_TASK TO COMPLETE_: Where does the word "JSON" occur in the material? Copy each line that has it.
*** Opening GIVEN DATA ***
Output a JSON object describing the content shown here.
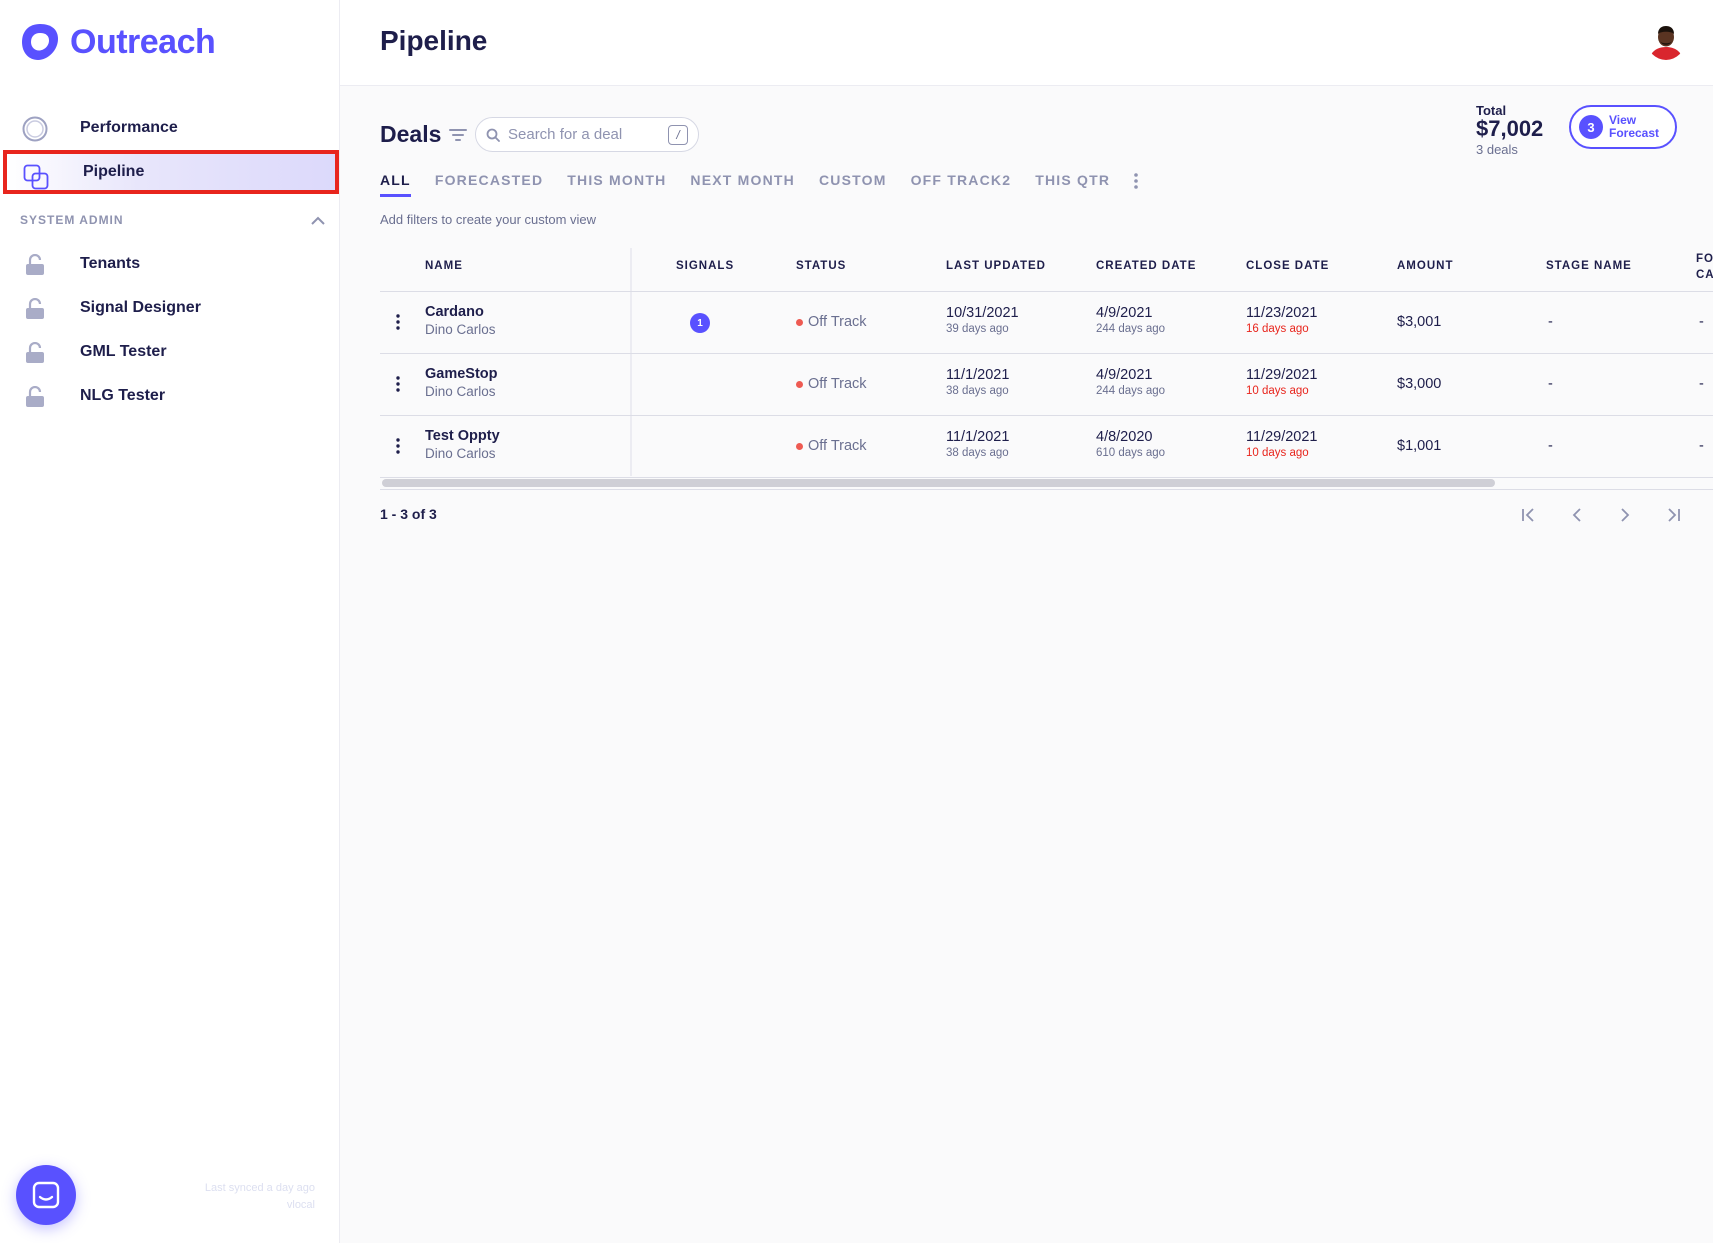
{
  "app": {
    "logo_text": "Outreach"
  },
  "sidebar": {
    "items": [
      {
        "label": "Performance"
      },
      {
        "label": "Pipeline"
      }
    ],
    "section_title": "SYSTEM ADMIN",
    "admin_items": [
      {
        "label": "Tenants"
      },
      {
        "label": "Signal Designer"
      },
      {
        "label": "GML Tester"
      },
      {
        "label": "NLG Tester"
      }
    ],
    "synced_line1": "Last synced a day ago",
    "synced_line2": "vlocal"
  },
  "header": {
    "title": "Pipeline"
  },
  "deals": {
    "title": "Deals",
    "search_placeholder": "Search for a deal",
    "search_shortcut": "/",
    "total_label": "Total",
    "total_value": "$7,002",
    "total_count": "3 deals",
    "forecast_badge": "3",
    "forecast_line1": "View",
    "forecast_line2": "Forecast",
    "tabs": [
      "ALL",
      "FORECASTED",
      "THIS MONTH",
      "NEXT MONTH",
      "CUSTOM",
      "OFF TRACK2",
      "THIS QTR"
    ],
    "hint": "Add filters to create your custom view"
  },
  "table": {
    "columns": [
      "NAME",
      "SIGNALS",
      "STATUS",
      "LAST UPDATED",
      "CREATED DATE",
      "CLOSE DATE",
      "AMOUNT",
      "STAGE NAME",
      "FO",
      "CA"
    ],
    "rows": [
      {
        "name": "Cardano",
        "owner": "Dino Carlos",
        "signals": "1",
        "status": "Off Track",
        "last_updated": "10/31/2021",
        "last_updated_ago": "39 days ago",
        "created": "4/9/2021",
        "created_ago": "244 days ago",
        "close": "11/23/2021",
        "close_ago": "16 days ago",
        "amount": "$3,001",
        "stage": "-",
        "fo": "-"
      },
      {
        "name": "GameStop",
        "owner": "Dino Carlos",
        "signals": "",
        "status": "Off Track",
        "last_updated": "11/1/2021",
        "last_updated_ago": "38 days ago",
        "created": "4/9/2021",
        "created_ago": "244 days ago",
        "close": "11/29/2021",
        "close_ago": "10 days ago",
        "amount": "$3,000",
        "stage": "-",
        "fo": "-"
      },
      {
        "name": "Test Oppty",
        "owner": "Dino Carlos",
        "signals": "",
        "status": "Off Track",
        "last_updated": "11/1/2021",
        "last_updated_ago": "38 days ago",
        "created": "4/8/2020",
        "created_ago": "610 days ago",
        "close": "11/29/2021",
        "close_ago": "10 days ago",
        "amount": "$1,001",
        "stage": "-",
        "fo": "-"
      }
    ]
  },
  "pagination": {
    "text": "1 - 3 of 3"
  },
  "colors": {
    "accent": "#5951ff",
    "highlight_border": "#e8251d",
    "status_dot": "#ee5a52",
    "overdue": "#e8251d"
  }
}
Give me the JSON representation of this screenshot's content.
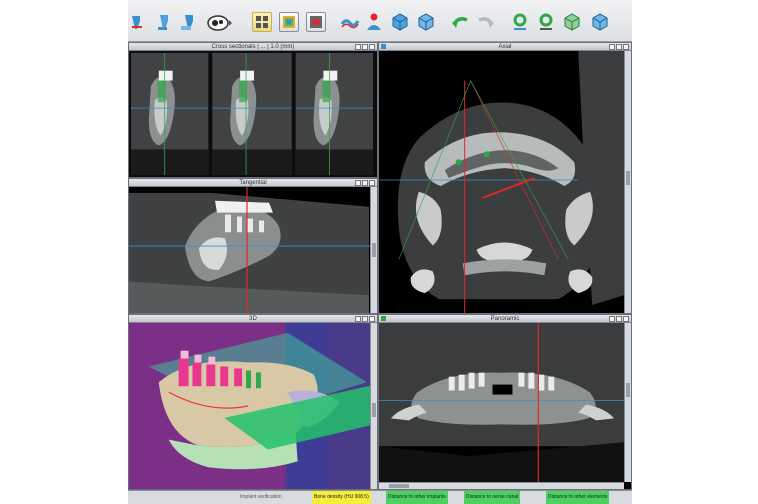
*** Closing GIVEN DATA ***
_RESPONSE_:
Output a JSON object describing the content shown here.
Give me the JSON representation of this screenshot's content.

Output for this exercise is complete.